- [Problem requirements] Take every line from the data that has the word "Godina" in it.

- [Provided material]

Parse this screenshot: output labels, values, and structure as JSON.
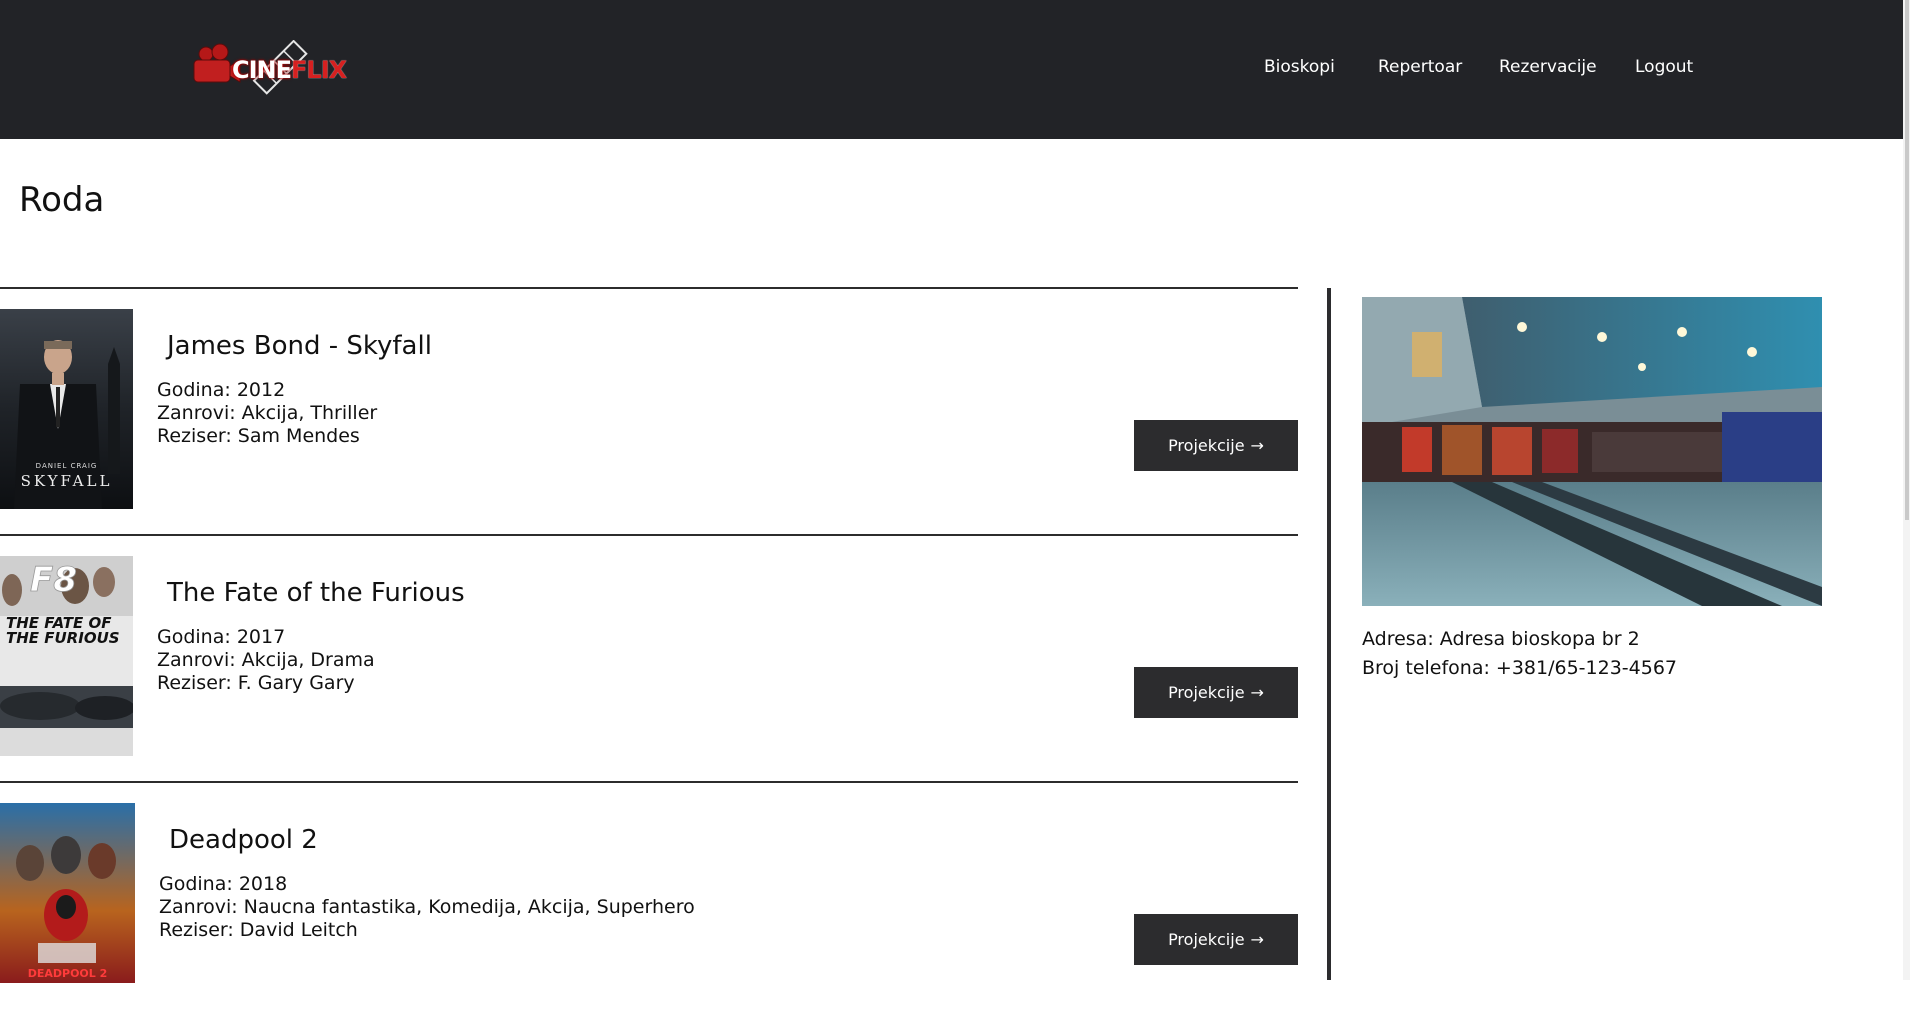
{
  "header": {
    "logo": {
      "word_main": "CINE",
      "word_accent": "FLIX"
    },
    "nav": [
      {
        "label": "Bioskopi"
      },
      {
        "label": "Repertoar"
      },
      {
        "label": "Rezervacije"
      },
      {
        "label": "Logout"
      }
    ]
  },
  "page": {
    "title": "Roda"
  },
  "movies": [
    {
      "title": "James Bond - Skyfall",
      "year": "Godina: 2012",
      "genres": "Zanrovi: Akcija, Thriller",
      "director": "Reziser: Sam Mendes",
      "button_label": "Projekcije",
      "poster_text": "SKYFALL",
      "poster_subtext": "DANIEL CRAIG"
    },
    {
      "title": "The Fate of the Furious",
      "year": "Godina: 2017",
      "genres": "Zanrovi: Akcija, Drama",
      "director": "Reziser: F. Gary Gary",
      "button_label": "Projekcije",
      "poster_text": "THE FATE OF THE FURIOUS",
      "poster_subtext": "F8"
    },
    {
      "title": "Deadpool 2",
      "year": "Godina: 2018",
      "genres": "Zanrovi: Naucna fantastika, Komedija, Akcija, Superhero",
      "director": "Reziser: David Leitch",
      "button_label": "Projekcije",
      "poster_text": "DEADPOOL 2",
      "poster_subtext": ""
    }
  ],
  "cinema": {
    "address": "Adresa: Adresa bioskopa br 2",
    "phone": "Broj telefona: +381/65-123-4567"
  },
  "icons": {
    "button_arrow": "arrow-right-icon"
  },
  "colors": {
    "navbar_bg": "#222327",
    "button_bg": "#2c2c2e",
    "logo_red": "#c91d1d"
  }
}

- [Response to this task]
      "year": "Godina: 2012",
      "year": "Godina: 2017",
      "year": "Godina: 2018",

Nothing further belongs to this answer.